Also, explore situations where open-loop control may fail due to unexpected environmental changes or variations in the system. In the next video, you will learn how you can handle the shortcomings of open-loop control by using feedback control.

Today, we will talk about open-loop control systems. For this, we’re gonna visit your house and see if we can find everyday examples.

Let’s start with the kitchen. One of the devices you use daily is your toaster. You place a slice of bread in it, then set its timer, and when it’s done, your toast pops out. The bread’s color has changed based on the timer setting you chose. Here, the toaster with the bread is an open-loop system that takes an input, time, and gives an output, bread color.

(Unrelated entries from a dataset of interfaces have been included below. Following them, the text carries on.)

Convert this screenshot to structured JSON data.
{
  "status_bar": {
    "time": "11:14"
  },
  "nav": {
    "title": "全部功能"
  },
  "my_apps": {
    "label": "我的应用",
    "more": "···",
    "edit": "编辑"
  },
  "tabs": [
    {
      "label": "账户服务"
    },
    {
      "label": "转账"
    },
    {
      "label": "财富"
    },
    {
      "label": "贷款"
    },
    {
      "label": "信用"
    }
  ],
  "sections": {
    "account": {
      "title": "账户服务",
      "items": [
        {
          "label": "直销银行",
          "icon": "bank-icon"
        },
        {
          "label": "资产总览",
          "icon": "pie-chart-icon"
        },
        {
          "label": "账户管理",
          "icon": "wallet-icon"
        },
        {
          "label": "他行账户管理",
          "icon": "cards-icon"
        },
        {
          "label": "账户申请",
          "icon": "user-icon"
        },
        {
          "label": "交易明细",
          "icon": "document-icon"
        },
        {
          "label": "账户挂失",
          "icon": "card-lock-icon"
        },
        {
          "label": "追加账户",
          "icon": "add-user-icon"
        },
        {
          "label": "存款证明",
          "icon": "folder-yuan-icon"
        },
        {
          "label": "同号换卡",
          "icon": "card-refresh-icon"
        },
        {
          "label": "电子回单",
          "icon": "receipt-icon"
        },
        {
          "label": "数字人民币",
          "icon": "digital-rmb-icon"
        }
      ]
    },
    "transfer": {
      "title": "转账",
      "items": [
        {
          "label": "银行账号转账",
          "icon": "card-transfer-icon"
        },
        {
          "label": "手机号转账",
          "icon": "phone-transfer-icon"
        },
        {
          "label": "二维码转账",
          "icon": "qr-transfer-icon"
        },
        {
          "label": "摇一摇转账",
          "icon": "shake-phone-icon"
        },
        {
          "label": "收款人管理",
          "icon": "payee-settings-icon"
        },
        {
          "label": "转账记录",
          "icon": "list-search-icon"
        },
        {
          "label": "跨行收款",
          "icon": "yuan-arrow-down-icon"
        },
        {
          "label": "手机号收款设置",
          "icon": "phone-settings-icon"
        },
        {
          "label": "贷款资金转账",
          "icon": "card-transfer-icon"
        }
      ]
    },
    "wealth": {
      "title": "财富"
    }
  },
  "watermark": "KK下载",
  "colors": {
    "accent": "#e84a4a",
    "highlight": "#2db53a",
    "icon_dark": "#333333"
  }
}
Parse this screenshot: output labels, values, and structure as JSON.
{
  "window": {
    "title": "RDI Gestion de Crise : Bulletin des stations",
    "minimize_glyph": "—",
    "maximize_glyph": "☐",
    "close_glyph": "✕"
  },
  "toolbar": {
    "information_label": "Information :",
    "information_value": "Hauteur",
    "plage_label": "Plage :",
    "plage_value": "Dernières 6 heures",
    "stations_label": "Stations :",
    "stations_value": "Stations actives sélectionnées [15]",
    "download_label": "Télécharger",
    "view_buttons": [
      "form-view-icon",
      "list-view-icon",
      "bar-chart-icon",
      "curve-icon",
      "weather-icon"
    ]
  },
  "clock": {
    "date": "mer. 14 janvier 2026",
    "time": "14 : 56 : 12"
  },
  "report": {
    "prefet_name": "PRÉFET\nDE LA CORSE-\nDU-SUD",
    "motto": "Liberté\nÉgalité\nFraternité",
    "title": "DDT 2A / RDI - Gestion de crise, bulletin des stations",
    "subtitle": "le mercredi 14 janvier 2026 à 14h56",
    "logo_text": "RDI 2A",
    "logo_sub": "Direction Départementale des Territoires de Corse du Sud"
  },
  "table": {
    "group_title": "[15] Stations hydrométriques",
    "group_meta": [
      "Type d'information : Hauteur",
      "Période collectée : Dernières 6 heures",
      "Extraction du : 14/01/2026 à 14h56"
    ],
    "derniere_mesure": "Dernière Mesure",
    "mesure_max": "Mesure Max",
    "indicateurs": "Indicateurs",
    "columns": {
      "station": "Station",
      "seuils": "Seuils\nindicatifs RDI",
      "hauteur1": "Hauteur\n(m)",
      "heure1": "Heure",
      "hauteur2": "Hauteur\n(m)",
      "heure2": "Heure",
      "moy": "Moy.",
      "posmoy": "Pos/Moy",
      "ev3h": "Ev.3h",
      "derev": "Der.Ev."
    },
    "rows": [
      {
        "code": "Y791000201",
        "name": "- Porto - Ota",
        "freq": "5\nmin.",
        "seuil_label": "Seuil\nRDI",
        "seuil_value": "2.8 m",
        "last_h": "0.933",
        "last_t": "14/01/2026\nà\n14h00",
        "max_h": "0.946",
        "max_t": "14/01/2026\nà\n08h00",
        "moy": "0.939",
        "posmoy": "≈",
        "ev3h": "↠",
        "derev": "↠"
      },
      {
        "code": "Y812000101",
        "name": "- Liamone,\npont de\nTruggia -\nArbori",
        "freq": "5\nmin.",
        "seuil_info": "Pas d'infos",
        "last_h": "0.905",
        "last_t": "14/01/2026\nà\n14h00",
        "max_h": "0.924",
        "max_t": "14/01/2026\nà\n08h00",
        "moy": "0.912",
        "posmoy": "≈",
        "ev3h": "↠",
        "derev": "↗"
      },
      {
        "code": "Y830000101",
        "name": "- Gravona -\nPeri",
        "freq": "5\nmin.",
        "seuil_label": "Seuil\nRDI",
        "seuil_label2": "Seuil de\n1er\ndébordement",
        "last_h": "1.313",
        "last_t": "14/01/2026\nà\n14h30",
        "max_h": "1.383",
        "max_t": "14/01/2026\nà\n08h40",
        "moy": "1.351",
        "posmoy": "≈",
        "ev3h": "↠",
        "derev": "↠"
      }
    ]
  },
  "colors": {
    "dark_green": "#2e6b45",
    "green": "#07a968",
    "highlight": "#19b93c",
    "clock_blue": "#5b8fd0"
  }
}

Now suppose that you’re using the toaster for the first time. You don’t know what setting the timer should be at to get your desired bread color. In this case, you can do a couple of experiments. You can input different timer settings, and wait until your output settles to a value, then mark your findings on this plot. Putting a slice of bread in the toaster and setting the timer to a level of 2 gives you, let’s say, light brown bread. In the next experiment, for an input of level 4, you get medium brown. And in the last one, your input is 6, and you get a dark brown color. If you now fit a curve through these points, this represents the model of the toaster with the bread at steady state.

Remember that you wanna find the time setting for your desired bread color. To find this mathematically, let’s equate the input to u and the output to y. In the experiments, for different values of u, you found the corresponding values of y. So you can write y as a function of u. But now you wanna do the opposite. Given the desired value of y, you wanna calculate the value of u. In mathematical terms, this corresponds to taking the inverse of the function. Therefore, to calculate the time you need for your desired bread color, you take the inverse of it. See, open-loop control is really easy.

Actually, what we’re looking at here is pretty typical behavior of any standard car suspension. The first peak corresponds to the resonant frequency of the suspension itself, and the second corresponds to the resonant frequency of the tire. For anybody that has ever wandered off the freeway on to one of those rumble strips on the emergency lane and felt that the car beginning to shake so bad that it felt like it was going to fall apart: The reason why that happened was that the speed of the car, combined with the road profile underneath, was generating an excitation that was probably very close to the resonant frequency of the tire.

Let’s jump to another room and see if we can find an open-loop system there. Oh, this is little Timmy who wants to take a warm shower, but he’s not tall enough to turn the shower handle. So, he asks for your help. In this open-loop system, the handle position is the input and water temperature is the output. To help little Timmy, you turn the handle to different positions, and based on this the water temperature changes.

Open-loop control seems to work perfectly. All you need is to do couple of experiments and, once you have an idea of the model of your system, you can easily find the input needed to get a desired output. But are there any situations where open-loop control may fail?

Now let’s go back to the shower example. You positioned the handle such that little Timmy gets a nice warm shower, but what happens when someone runs the dishwasher? Water gets freezing cold. The reason is that when the dishwasher is running, the hot water supply is used up and therefore less hot water is available for the shower. So, the water temperature drops. This is another shortcoming of open-loop control. Unexpected environmental changes acting on the system affect the output.

Let’s summarize what we’ve seen in this video. Open-loop control is easy and conceptually simple. Through experiments, you find the model of your system. If there are no variations or unexpected events, you know what input to give the system to get a desired output. However, when there are variations in the system or unexpected events, open-loop control is unreliable. So, the question is: how do we handle the shortcomings of open-loop control? We’ll answer this question in the next video, where we’ll discuss feedback control.

**Recorded: 15 Nov 2016**